The site depicted is located near Avebury in Wiltshire and is the largest artificial mound of its kind in Europe. Nash first visited the area in July 1933 where, according to his travel companion Ruth Clarke, he was ‘excited and fascinated’ by the landscape.
Landscape in the study
Thomas Burton Watkin Forster (1821-87) is a little-known painter who was active in Chippenham from around 1859-86.
Although he exhibited at the Royal Academy and the Suffolk Street Gallery, today his works have little exposure at auction with only a handful of results recorded. Most of the few examples that have emerged have sold for under £300.
A large and imposing painting of the Llancaut Crags on the River Wye that was offered at the Robert Kime sale at Dreweatts bought his name into the limelight, however.
The interior designer had spotted the 3ft 5in x 6ft 3in (1.05 x 1.9m) oil on canvas at a Christie’s South Kensington sale in 1998 and bought it for £3450 including premium. Although back then the location depicted was unknown (it was catalogued as an ‘extensive River Landscape’), Kime recognised its decorative potential and later decided to display it in his study at his Provençal home ‘La Gonette’.

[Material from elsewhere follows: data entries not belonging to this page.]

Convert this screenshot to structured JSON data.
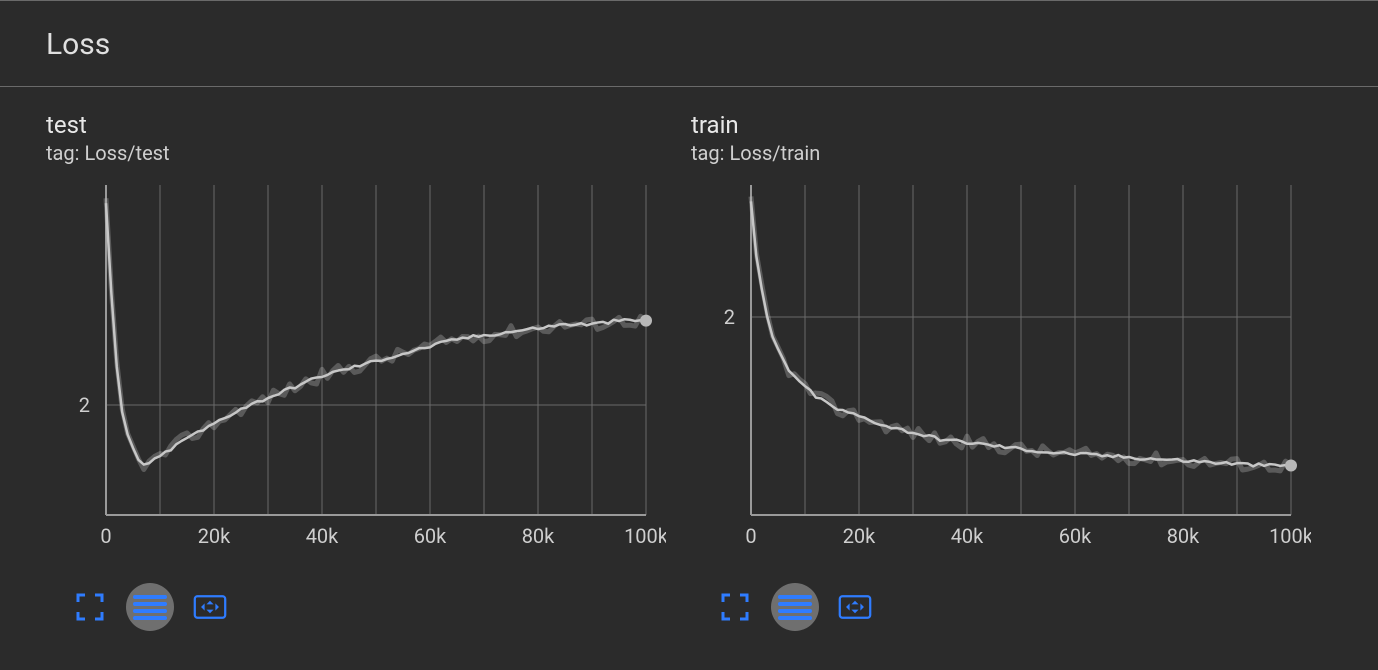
{
  "section_title": "Loss",
  "colors": {
    "bg": "#2b2b2b",
    "grid": "#6a6a6a",
    "axis": "#9a9a9a",
    "line": "#c7c7c7",
    "tick_text": "#cfcfcf",
    "accent": "#2f7cff"
  },
  "charts": [
    {
      "title": "test",
      "tag": "tag: Loss/test",
      "xticks": [
        "0",
        "20k",
        "40k",
        "60k",
        "80k",
        "100k"
      ],
      "yticks": [
        "2"
      ]
    },
    {
      "title": "train",
      "tag": "tag: Loss/train",
      "xticks": [
        "0",
        "20k",
        "40k",
        "60k",
        "80k",
        "100k"
      ],
      "yticks": [
        "2"
      ]
    }
  ],
  "chart_data": [
    {
      "type": "line",
      "title": "Loss/test",
      "xlabel": "",
      "ylabel": "",
      "xlim": [
        0,
        100000
      ],
      "ylim": [
        1.7,
        2.6
      ],
      "x": [
        0,
        1000,
        2000,
        3000,
        4000,
        5000,
        6000,
        7000,
        8000,
        9000,
        10000,
        12000,
        14000,
        16000,
        18000,
        20000,
        25000,
        30000,
        35000,
        40000,
        45000,
        50000,
        55000,
        60000,
        65000,
        70000,
        75000,
        80000,
        85000,
        90000,
        95000,
        100000
      ],
      "values": [
        2.55,
        2.3,
        2.1,
        1.98,
        1.92,
        1.88,
        1.85,
        1.84,
        1.84,
        1.85,
        1.86,
        1.88,
        1.9,
        1.92,
        1.93,
        1.95,
        1.99,
        2.02,
        2.05,
        2.08,
        2.1,
        2.12,
        2.14,
        2.16,
        2.18,
        2.19,
        2.2,
        2.21,
        2.22,
        2.22,
        2.23,
        2.23
      ]
    },
    {
      "type": "line",
      "title": "Loss/train",
      "xlabel": "",
      "ylabel": "",
      "xlim": [
        0,
        100000
      ],
      "ylim": [
        1.4,
        2.4
      ],
      "x": [
        0,
        1000,
        2000,
        3000,
        4000,
        5000,
        6000,
        7000,
        8000,
        9000,
        10000,
        12000,
        14000,
        16000,
        18000,
        20000,
        25000,
        30000,
        35000,
        40000,
        45000,
        50000,
        55000,
        60000,
        65000,
        70000,
        75000,
        80000,
        85000,
        90000,
        95000,
        100000
      ],
      "values": [
        2.35,
        2.18,
        2.08,
        2.0,
        1.94,
        1.9,
        1.87,
        1.84,
        1.82,
        1.8,
        1.79,
        1.76,
        1.74,
        1.72,
        1.71,
        1.7,
        1.67,
        1.65,
        1.63,
        1.62,
        1.61,
        1.6,
        1.59,
        1.585,
        1.58,
        1.575,
        1.57,
        1.565,
        1.56,
        1.555,
        1.55,
        1.55
      ]
    }
  ]
}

Offered the second day of Dreweatts’ dispersal of Kime’s collection on October 5, it was estimated at £3000-5000 but drew a strong bidding battle before being knocked down at £28,000 to an online buyer – an extraordinary sum for an almost unheard of artist.
Among the lots by living artists at the Kime sale was a group of 14 works by Melita Denaro (b.1950) which all made multi-estimate sums. In total they raised a combined hammer total of £52,200.
The Irish artist has been represented by John Martin Gallery since 2002 and the London dealer told ATG that the painter now has a serious and international following which helped carry these works to greater levels.
“Denaro is a painter of amazing quality”, he said. “Robert Kime was a huge champion of her work and, when she visited Dreweatts ahead of the recent sale, the auction team gave her an incredible welcome. It was very moving.”
The pictures, offered on the second day of the Kime auction, were all small scale panels depicting dramatic seas and skies. The artist grew up on the Isle of Doagh in County Donegal and her landscapes and seascapes showing the changeable conditions and extremes of nature are a prominent part of her oeuvre. These ones were all ‘packed with energy and excitement’ according to the catalogue.
Leading the selection was ‘Calf Moving in Close’, a 5 x 6½in (13 x 17) oil on board which was estimated at £700-1000. It sold at £5500.
While Denaro’s prices on the secondary market have reached up to £8500 for the larger ‘The Intimacy of Solitude’ sold at Sotheby’s in 2015, this was undoubtedly a strong price per square inch. Martin pointed out that the “very personal” and intimate scale of the pictures was “evidently a driving factor behind the most sought-after pieces.
“Robert Kime wrote beautifully about her work and they became great friends so it is especially touching that the support he gave her during his lifetime is still resonating now”, he said.